Allow me to elaborate:
OA policies at other Centers
Several other Centers have also been making progress in their bid to make their research outputs open and accessible to all. For example, a year ago, CIAT, announced its push for OA, and its Open Access Policy has been available on the web since April 2010. Over at ILRI, the Center has been making outputs available and accessible through a new system called Mahider. Similarly, IFPRI makes available datasets and publications electronically. The IFPRI library catalog/institutional repository contains more than 117 full text articles for which the Center has obtained permission from the publisher to post in the repository. The list goes on as other Centers are also involved in similar pushes towards opening up their research outputs.
This is also in line with the Independent Review of the CGIAR, which recognizes the need for OA. It suggests that CGIAR Centers should be encouraged to “make their research available and useful for development” as well as for international science. It also states that the “CGIAR can achieve development impacts where they matter only by being part of an international public goods [IPG] delivery system.” I believe this is a goal that we all share.
In support of CGIAR research at the individual Centers, the ICT-KM Program initiated a Triple-A approach (our own IPG delivery system) to look at ways to make Center outputs Available, Accessible and Applicable. While focusing on the CGIAR, this approach is also closely aligned with a global initiative on coherence of information for agricultural research for development (CIARD). This international partnership is “committed to making agricultural research information publicly available and accessible to all”.
A CGIAR OA mandate
The Triple-A approach and CIARD both focus on learning from what Centers and other partner organizations are already doing and achieving. The methods, tools, approaches and processes for making research available, accessible and applicable are documented and shared as ‘pathways’ that can be chosen, adopted, and adapted to fit particular institutional contexts and goals. Each Center makes its own decisions. As such, this approach is more likely to be followed, and sustained over the long term, than a one-solution-fits-all approach.
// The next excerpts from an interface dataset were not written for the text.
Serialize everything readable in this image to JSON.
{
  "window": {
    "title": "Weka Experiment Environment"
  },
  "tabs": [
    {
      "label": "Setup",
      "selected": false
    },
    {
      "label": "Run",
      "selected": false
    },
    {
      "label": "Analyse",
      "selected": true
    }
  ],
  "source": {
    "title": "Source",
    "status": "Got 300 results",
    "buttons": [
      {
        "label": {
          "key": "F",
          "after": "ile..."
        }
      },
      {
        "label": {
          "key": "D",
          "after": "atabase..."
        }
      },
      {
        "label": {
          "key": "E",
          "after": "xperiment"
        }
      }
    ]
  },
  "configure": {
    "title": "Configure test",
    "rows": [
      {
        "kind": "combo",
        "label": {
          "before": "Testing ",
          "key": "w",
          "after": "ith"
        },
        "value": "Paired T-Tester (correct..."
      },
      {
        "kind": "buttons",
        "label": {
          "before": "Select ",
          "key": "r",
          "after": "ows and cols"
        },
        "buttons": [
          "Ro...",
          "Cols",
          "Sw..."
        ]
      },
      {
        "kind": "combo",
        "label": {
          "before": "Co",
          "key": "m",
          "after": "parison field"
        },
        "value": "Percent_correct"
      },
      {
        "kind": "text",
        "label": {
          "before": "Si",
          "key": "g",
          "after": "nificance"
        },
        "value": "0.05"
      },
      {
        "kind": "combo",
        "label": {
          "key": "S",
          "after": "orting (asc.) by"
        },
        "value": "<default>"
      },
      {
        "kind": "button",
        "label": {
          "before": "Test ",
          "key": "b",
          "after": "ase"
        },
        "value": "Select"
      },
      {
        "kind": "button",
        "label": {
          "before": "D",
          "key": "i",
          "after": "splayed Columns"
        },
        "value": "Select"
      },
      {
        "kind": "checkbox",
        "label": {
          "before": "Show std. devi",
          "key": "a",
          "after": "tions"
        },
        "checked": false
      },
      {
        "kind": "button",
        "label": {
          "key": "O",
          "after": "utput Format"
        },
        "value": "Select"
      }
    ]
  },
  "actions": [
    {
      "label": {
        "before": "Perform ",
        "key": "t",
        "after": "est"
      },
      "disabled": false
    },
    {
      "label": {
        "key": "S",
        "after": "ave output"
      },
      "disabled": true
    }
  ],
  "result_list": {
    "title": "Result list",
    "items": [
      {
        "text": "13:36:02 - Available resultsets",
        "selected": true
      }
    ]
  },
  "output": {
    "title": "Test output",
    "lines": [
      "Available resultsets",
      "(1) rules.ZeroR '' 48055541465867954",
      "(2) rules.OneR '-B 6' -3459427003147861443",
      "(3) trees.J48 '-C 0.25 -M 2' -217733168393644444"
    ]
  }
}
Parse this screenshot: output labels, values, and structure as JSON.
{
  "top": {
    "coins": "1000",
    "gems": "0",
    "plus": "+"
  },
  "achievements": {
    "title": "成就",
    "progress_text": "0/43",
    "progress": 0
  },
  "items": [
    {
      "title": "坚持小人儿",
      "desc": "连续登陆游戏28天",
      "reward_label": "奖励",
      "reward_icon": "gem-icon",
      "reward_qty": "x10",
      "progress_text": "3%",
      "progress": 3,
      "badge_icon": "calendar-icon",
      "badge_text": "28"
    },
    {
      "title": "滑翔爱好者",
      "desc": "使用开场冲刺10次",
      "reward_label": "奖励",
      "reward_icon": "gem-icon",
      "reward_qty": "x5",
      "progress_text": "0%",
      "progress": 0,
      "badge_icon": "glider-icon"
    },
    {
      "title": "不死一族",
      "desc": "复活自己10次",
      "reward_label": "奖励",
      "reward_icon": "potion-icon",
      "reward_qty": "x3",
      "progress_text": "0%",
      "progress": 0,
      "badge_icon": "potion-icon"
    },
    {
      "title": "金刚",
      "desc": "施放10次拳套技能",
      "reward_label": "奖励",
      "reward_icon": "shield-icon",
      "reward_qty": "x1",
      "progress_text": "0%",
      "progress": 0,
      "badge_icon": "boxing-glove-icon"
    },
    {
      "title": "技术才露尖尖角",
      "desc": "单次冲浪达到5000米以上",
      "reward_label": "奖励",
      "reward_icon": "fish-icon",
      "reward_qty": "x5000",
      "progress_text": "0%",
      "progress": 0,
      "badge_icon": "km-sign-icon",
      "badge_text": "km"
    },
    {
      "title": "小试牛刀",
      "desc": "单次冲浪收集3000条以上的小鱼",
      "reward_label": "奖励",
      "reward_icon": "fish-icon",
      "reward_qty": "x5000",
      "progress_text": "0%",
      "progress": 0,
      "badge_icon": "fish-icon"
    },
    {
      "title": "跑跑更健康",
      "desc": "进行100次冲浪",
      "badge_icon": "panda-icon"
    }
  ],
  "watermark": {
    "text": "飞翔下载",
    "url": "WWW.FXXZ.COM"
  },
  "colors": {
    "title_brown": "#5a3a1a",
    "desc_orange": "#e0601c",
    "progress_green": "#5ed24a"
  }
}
OA policies that focus only on publishing in open access journals
While there are pathways that focus very strongly on open access principles, the scope is not just confined to publications, but a wider set of knowledge assets as well, and how they can be made more available, accessible and applicable. Achieving this objective will take more than just focusing on publishing in open access journals. We need to make concerted efforts to ensure research reaches those who need it. This means taking a more comprehensive approach and finding new and innovative ways of making it accessible.
At the end of the day, it is the individual Centers, organizations and the researchers themselves generating agricultural knowledge that will have to put approaches into place to make research more available, accessible and applicable – and this is not a simple case of creating a mandate and expecting all to follow, or setting up repositories of articles and thinking we have reached our goal of putting ‘research into use’.
Nonetheless, it is important for us to work as a team and support each others’ ideas, pathways and speeds. Let us put all these ideas, experiences and energy towards moving this important agenda forward in an effective and productive way.
Rather than a policy on “open access” limited to journal articles, I would instead prefer to see us develop a strong and clear CGIAR view and set of practices that balance the need for high quality science with highly accessible outputs, and reinforces the substantial progress we have already made across all the Centers.
I would advocate for a concerted effort to “opening access to our research”
I look forward to your cooperation as we continue to pursue ways to make sure our research reaches those who need it.
All the best,
This letter is in reponse to a letter Subbiah Arunachalam sent to CGIAR leadership on 19 may, 2010. I would like to acknolwedge the expert advice of the community of information managers in the CGIAR.